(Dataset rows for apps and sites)
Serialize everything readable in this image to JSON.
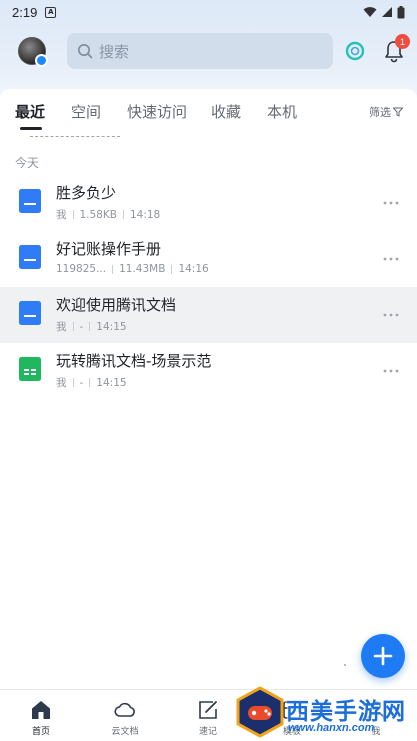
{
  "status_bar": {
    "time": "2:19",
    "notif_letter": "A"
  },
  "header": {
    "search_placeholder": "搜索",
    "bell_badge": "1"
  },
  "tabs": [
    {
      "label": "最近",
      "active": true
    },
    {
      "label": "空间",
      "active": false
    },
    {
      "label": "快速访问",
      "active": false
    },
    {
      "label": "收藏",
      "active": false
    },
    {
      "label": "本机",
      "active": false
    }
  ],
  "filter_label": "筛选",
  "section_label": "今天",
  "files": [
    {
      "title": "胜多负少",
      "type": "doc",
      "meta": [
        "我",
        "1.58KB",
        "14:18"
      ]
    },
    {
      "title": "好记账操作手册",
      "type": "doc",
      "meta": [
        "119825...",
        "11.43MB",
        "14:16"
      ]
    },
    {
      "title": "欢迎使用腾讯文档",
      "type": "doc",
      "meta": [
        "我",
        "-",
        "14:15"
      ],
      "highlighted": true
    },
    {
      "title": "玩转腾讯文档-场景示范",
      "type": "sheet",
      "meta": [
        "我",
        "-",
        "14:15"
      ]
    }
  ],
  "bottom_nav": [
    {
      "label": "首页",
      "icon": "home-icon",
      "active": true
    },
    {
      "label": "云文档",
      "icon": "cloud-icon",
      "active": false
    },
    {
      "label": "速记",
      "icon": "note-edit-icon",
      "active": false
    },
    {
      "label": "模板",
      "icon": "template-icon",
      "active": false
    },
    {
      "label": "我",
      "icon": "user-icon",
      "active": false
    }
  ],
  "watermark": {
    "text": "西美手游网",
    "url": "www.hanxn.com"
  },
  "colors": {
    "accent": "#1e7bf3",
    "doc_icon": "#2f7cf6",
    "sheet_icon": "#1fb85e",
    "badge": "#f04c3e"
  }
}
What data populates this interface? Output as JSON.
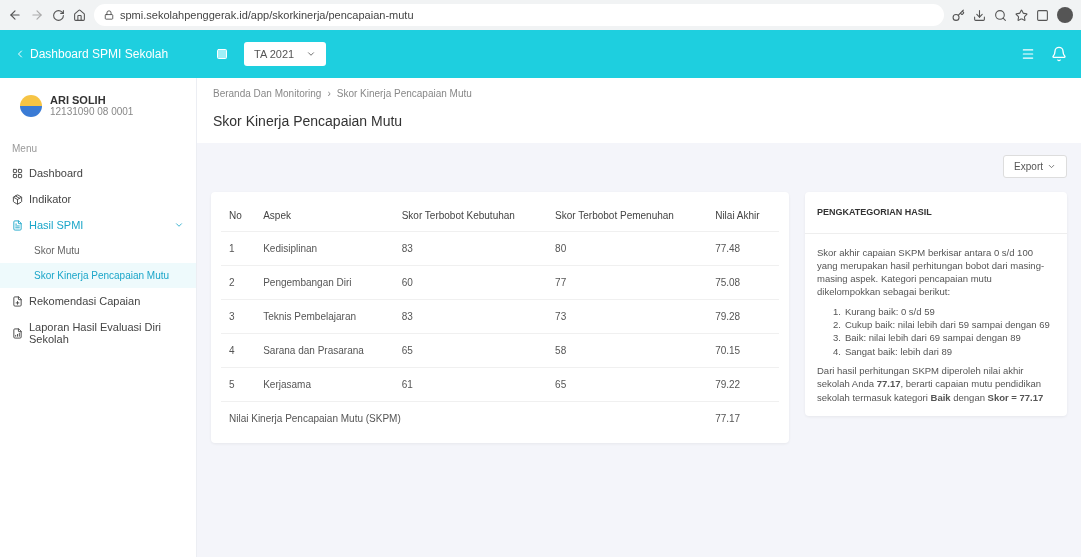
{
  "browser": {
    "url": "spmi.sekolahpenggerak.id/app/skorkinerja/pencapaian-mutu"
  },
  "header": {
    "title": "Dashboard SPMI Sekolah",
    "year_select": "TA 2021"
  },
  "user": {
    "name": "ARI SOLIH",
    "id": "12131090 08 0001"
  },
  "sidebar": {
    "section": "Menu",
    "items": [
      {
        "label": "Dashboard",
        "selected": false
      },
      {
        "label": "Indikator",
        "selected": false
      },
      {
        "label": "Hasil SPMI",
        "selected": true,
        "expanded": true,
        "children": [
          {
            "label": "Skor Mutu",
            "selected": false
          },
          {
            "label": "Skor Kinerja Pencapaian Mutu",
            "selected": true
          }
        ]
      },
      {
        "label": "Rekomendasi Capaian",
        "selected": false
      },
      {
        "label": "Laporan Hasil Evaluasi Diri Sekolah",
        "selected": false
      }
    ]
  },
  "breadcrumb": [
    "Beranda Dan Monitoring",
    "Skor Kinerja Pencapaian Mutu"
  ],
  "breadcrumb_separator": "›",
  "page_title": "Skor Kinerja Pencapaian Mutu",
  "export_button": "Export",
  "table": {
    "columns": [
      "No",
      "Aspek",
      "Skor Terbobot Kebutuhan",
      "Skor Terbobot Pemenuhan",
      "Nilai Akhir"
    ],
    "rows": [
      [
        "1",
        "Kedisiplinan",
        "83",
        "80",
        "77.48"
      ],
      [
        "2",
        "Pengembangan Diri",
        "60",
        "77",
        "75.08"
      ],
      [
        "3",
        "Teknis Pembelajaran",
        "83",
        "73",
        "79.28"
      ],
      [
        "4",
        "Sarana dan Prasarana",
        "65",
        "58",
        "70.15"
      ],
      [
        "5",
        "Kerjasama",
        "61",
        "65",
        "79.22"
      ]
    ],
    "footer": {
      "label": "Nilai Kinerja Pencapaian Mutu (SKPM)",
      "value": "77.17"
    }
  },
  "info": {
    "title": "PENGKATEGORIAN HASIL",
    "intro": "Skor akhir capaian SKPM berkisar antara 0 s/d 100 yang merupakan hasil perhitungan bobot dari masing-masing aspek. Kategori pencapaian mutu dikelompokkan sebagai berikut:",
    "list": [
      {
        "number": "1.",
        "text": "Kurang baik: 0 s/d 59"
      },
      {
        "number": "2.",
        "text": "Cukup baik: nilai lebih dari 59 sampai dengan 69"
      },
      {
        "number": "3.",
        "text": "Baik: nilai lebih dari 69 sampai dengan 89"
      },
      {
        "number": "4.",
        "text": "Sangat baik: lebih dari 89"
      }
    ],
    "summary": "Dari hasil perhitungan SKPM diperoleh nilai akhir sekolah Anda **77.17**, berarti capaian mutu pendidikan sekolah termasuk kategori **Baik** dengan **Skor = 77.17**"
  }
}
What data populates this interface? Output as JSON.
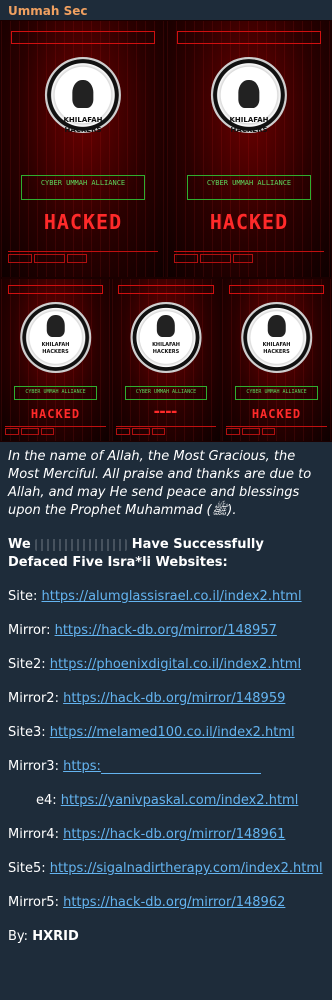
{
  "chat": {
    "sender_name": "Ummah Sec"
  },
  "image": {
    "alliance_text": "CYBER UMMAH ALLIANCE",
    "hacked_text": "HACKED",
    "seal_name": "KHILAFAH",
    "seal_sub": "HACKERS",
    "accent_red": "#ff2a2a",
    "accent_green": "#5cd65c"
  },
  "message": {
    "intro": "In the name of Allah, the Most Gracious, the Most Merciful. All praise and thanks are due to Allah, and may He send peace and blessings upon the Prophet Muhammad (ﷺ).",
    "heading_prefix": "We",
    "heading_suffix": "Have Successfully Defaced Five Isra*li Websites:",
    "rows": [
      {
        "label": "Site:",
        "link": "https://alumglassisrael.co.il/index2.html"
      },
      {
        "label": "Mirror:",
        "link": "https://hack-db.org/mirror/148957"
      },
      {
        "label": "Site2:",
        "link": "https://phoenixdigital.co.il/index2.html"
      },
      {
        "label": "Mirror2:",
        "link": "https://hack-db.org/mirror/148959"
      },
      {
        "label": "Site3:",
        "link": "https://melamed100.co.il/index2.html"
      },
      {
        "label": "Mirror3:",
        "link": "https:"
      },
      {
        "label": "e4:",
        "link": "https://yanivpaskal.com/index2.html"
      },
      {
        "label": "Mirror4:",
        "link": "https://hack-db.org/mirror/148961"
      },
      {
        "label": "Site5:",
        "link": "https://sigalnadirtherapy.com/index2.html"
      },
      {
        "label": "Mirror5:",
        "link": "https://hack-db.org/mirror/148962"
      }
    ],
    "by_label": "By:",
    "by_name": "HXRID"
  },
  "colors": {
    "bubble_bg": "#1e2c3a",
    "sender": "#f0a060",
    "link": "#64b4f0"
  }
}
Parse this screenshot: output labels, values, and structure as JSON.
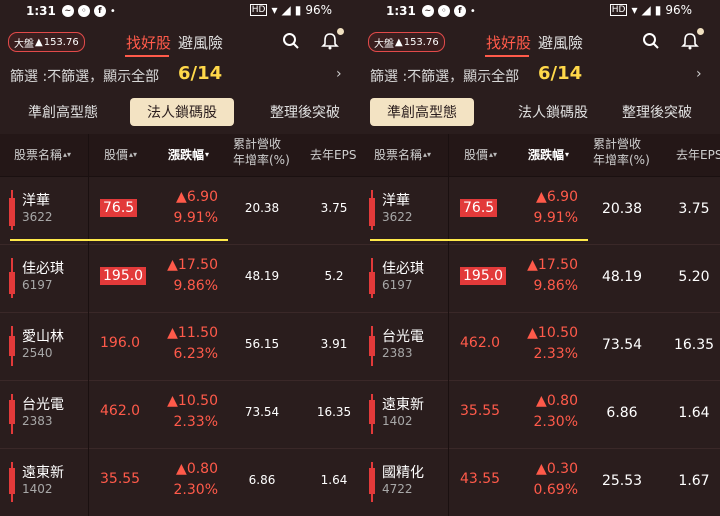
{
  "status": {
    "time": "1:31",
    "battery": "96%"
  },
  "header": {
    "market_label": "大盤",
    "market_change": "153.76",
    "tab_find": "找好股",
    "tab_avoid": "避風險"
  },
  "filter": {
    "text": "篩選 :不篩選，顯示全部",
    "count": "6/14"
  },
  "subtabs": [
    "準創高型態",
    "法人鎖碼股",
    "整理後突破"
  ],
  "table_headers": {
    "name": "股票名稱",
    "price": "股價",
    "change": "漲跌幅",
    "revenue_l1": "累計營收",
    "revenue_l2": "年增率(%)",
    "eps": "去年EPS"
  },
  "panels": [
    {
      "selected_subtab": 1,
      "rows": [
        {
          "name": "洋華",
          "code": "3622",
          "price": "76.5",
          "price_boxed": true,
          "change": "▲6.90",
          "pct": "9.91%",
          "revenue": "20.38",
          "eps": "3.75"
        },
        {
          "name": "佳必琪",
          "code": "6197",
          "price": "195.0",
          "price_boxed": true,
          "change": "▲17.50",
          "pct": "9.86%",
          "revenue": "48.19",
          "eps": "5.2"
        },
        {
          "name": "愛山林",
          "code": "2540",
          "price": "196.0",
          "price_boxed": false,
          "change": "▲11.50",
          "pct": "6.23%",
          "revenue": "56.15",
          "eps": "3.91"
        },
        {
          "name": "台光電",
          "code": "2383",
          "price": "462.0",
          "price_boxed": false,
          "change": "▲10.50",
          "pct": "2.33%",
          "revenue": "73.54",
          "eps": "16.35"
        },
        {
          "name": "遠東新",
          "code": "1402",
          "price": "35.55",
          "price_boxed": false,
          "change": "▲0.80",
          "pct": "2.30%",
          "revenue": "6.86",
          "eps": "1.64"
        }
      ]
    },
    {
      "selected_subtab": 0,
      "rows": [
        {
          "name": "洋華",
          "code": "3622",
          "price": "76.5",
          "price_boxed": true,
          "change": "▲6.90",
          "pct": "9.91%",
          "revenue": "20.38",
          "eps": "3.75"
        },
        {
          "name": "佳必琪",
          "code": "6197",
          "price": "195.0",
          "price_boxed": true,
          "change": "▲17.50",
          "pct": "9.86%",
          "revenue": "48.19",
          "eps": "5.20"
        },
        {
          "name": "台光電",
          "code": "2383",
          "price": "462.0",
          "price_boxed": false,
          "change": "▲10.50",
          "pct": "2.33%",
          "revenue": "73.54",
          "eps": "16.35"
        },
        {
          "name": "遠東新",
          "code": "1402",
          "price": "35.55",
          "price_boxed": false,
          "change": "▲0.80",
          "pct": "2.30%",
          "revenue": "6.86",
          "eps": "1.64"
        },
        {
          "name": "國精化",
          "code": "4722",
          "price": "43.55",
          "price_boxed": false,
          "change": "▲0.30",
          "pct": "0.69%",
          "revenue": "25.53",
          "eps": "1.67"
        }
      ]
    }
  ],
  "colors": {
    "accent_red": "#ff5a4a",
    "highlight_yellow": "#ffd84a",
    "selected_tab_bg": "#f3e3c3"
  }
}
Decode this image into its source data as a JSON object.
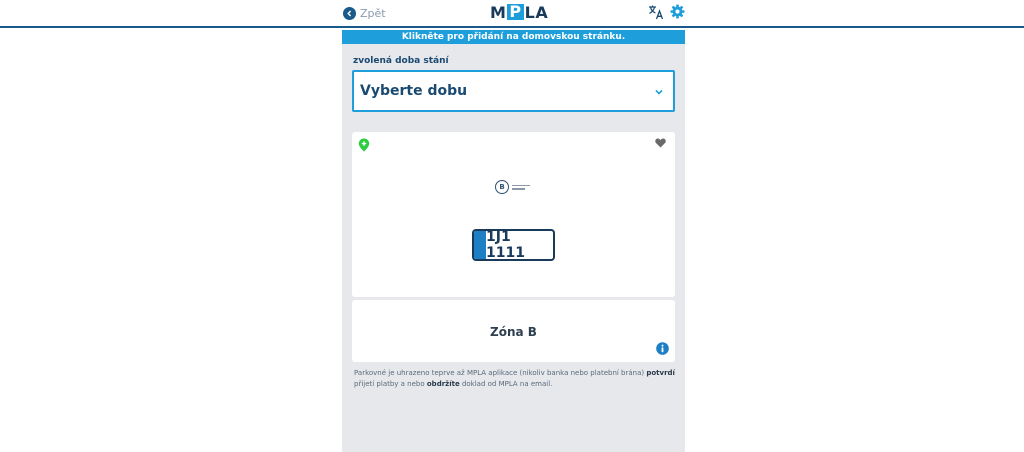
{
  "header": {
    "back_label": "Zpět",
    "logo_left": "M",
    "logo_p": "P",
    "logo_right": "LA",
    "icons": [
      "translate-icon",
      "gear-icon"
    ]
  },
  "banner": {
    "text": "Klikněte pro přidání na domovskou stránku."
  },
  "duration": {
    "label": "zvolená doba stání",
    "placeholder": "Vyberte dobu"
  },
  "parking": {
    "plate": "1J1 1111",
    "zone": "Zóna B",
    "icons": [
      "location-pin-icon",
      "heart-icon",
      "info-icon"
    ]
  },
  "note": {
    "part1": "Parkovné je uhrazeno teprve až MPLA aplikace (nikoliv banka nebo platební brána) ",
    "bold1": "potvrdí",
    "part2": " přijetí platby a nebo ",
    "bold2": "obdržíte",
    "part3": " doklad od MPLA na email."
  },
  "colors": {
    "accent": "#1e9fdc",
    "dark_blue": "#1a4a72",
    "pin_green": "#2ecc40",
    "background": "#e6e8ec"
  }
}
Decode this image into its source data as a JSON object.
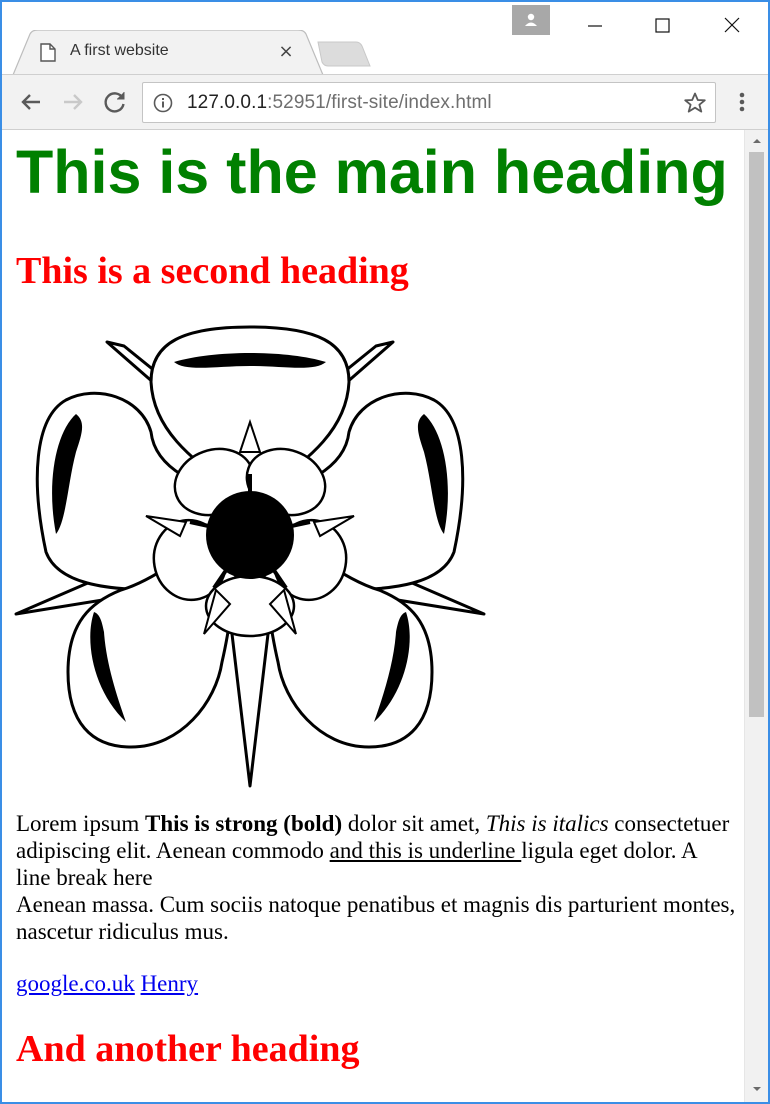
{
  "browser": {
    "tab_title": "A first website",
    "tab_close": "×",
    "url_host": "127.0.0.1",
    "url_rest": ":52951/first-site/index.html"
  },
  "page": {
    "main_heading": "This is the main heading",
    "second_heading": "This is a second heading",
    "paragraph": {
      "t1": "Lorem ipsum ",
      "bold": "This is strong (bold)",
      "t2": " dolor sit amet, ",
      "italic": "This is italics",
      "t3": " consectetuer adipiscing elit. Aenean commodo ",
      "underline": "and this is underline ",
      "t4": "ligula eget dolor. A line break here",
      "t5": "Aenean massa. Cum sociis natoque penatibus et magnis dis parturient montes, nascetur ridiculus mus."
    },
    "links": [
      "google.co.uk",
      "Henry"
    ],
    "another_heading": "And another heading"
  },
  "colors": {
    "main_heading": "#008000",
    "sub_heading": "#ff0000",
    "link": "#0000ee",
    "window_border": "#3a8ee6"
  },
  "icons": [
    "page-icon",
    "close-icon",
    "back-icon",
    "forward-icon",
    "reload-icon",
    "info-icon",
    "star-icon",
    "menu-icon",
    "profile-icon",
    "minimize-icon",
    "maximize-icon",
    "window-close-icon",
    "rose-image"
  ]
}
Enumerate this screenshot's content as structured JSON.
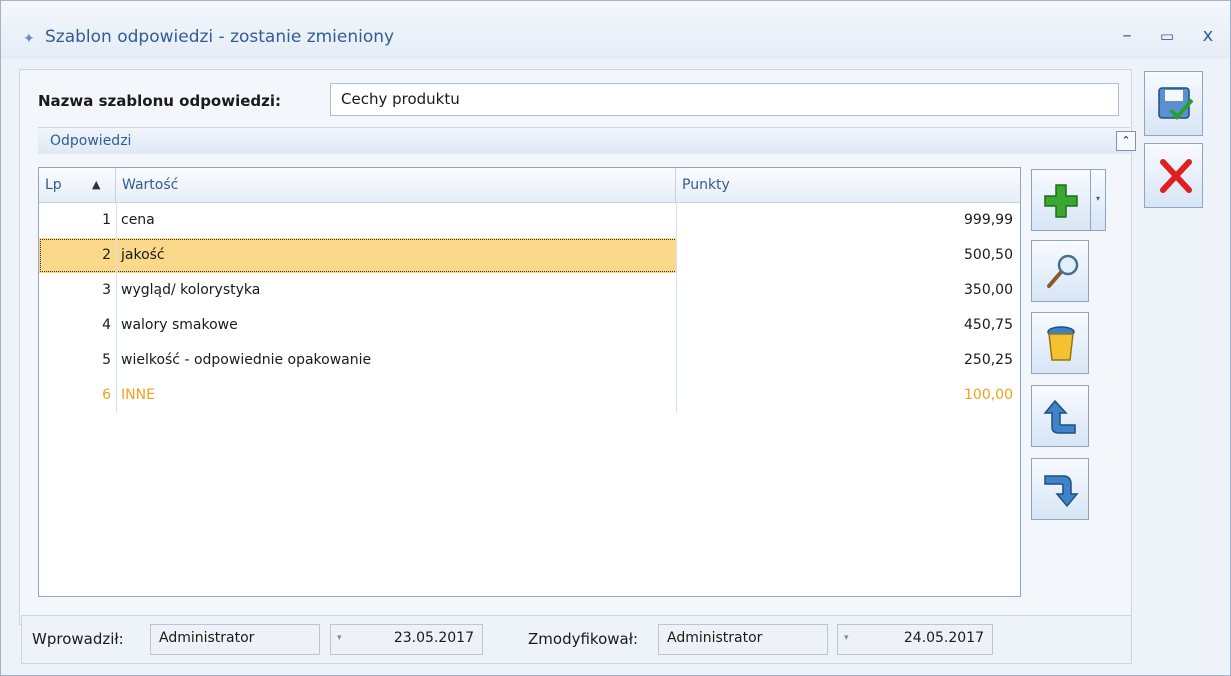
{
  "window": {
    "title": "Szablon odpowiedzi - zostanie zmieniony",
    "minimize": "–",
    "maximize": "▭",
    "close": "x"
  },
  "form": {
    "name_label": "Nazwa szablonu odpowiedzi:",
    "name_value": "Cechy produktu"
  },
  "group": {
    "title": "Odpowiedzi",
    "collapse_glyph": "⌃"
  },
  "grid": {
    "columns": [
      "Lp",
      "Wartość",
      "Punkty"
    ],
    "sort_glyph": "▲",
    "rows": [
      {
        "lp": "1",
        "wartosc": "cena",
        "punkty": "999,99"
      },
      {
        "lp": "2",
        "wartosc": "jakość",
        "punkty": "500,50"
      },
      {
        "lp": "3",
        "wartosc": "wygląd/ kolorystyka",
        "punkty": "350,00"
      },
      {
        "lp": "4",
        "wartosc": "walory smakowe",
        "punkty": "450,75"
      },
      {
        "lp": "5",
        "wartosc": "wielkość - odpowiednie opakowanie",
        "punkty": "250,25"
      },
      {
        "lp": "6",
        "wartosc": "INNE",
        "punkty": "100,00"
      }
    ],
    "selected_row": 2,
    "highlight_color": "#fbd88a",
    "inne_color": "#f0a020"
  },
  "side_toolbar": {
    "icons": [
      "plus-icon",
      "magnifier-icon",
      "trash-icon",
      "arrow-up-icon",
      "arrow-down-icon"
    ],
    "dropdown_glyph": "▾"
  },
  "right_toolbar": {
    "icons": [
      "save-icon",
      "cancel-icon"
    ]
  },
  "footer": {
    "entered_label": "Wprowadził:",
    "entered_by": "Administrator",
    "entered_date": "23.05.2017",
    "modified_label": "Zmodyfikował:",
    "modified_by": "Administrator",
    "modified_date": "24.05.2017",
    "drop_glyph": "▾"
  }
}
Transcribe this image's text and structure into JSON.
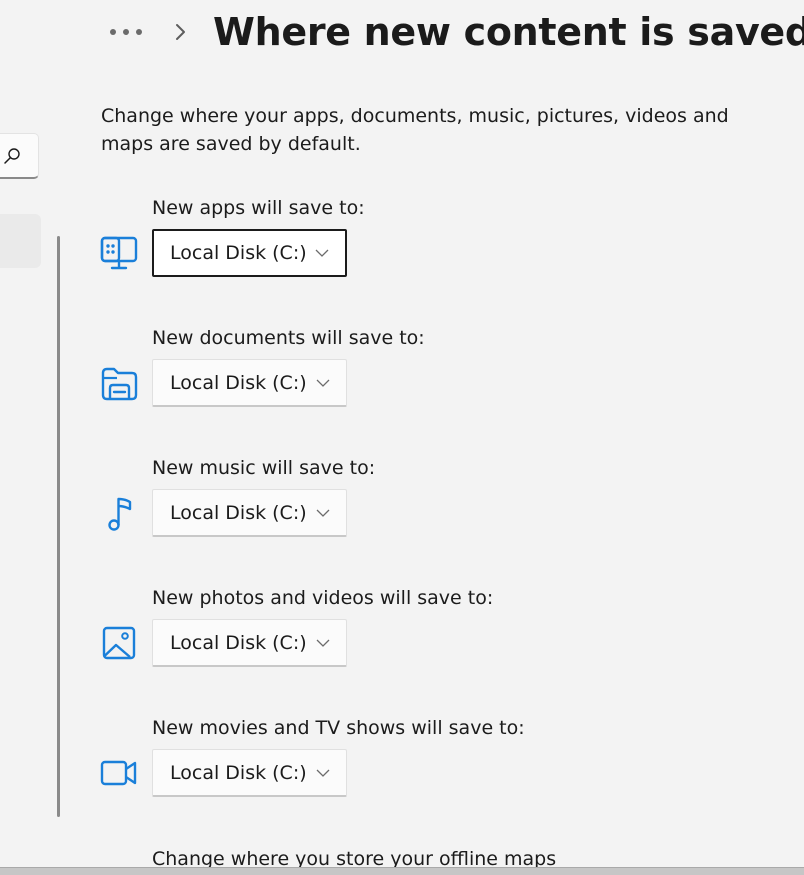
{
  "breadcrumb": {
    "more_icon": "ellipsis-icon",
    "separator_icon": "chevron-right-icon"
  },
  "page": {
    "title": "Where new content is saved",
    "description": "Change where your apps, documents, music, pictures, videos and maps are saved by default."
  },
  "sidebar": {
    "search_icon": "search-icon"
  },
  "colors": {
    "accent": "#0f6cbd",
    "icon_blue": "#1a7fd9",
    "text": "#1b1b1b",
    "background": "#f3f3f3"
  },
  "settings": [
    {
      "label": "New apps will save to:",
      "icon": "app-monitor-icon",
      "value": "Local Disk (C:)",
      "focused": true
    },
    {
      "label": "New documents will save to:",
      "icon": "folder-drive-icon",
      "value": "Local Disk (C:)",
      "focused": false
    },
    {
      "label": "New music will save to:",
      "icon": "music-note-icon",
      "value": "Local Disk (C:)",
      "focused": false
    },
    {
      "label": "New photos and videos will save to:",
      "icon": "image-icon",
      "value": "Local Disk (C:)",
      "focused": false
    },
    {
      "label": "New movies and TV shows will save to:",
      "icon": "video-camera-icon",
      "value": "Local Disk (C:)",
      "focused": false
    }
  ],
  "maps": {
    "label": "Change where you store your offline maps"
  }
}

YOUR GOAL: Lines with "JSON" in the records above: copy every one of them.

OUTPUT FOR THIS TASK:
Serialize everything readable in this image to JSON.
What data populates this interface? Output as JSON.
What data populates this interface? Output as JSON.
Parse this screenshot: output labels, values, and structure as JSON.
Decode this image into its source data as a JSON object.
Decode this image into its source data as a JSON object.
Enumerate this screenshot's content as structured JSON.
Transcribe this image's text and structure into JSON.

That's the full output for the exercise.